In Romans 13, Paul warns his flock to obey the rulers over them, saying, “But if you do evil, be afraid; for he does not bear the sword in vain . . .”
These days, “the sword” of the government is usually jail time or fines or community service, and only occasionally the death penalty. But in the Regency, it was different.
Criminals were still sent to prisons then. But in the Regency, prisons weren’t nearly as regulated as they are now. Some prisons didn’t provide enough of food or other necessities for the prisoners. Some were workhouses. Worst of all, some were “hulks”: old ships moored in the Thames, where hundreds of men were locked below deck, in the dark, doomed to fight and starve and probably die long before they were granted the dubious opportunity of transportation to the colonies.
And it wasn’t just men in the prisons or hulks: children convicted of crimes were sent there, too. While men and women were generally separated in prison, adults and children were not. You can just imagine the fate of those children.
If you weren’t sent to prison, you might be sent off to the colonies, on the theory that if you couldn’t commit any more crimes in England if . . . well, if you weren’t in England anymore.
But perhaps the biggest difference between the way our government punishes crime and the way crime was punished by the government of Regency England was the death penalty. We still have it, yes, but it’s rarely used, and generally only for very serious and violent crimes. Moreover, these days, attempts are made to administer it humanely. But in the Regency, not only were hundreds of crimes were punishable by death, if you were sentenced to death, you were going to die publicly and probably not painlessly, by hanging.
However, reform of the penal code was beginning – and ongoing – in the Regency. According to Donald Low in his book The Regency Underworld, in 1816 Sir Samuel Romilly succeeded in getting pickpocketing to be no longer punishable by the death penalty. In a time when over two hundred crimes could be punished by death, this was a notable success. Other reformers began trying to implement corrective programs in the prisons or, at the very least, to separate serious criminals from the less serious, instead of having them all mill about together, the worse corrupting the better (see Peel’s Prison Act of 1823).

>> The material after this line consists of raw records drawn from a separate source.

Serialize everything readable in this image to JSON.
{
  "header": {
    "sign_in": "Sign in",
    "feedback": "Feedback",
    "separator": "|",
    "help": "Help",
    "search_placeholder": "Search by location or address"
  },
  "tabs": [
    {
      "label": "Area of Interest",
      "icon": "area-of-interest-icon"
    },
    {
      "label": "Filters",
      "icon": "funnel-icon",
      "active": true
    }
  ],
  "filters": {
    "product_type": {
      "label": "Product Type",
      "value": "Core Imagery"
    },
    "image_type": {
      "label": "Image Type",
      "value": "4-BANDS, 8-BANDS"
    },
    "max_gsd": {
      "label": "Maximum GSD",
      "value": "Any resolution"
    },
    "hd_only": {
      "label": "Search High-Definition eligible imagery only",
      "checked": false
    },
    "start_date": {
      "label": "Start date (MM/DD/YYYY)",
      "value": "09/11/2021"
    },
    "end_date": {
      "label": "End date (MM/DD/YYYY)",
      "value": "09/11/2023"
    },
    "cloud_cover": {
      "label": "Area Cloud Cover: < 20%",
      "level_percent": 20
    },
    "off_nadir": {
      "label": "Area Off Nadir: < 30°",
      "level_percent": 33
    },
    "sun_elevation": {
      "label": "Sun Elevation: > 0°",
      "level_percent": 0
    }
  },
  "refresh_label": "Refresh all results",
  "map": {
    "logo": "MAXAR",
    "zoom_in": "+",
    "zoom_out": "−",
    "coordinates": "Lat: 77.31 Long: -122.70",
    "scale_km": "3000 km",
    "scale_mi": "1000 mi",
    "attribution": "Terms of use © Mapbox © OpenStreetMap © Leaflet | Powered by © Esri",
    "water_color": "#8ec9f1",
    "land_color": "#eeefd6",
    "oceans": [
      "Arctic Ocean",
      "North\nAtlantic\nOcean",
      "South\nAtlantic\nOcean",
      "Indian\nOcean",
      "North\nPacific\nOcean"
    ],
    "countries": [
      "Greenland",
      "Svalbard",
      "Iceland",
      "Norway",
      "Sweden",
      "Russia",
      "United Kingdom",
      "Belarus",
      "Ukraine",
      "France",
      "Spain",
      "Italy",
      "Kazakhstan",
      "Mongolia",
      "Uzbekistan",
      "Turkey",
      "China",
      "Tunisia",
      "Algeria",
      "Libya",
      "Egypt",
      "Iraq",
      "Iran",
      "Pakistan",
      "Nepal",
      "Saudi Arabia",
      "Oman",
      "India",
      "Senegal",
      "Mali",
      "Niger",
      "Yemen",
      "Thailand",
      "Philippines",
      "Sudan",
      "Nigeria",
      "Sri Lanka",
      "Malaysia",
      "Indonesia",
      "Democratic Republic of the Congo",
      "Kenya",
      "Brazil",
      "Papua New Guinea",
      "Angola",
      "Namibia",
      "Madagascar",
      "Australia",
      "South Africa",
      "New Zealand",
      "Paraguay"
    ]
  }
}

This post isn’t anywhere near exhaustive – the people of the Regency were inventive, and the nuances of the penal code numerous and arcane. It’s a rich field for research, but one that requires a strong stomach.
But even with all these differences between then and now, prison still isn’t a good place to be, and not even always a safe place. The spirit of the reform work and the concern for prisoners that began in the Regency are still carried out today by ministries like Prison Fellowship. And then as now, children still feel the pain imposed by the penal system. With Christmas coming, Angel Tree is a great place to start if you feel a call to ministering to the children of those in prison in this day and age. And just about every city has a prison with people in it who can use visitors and books and Bibles. Things might be better now, but they’re far from perfect. The light of Christ still needs to be taken to the darkest of places.
Peace of Christ to you,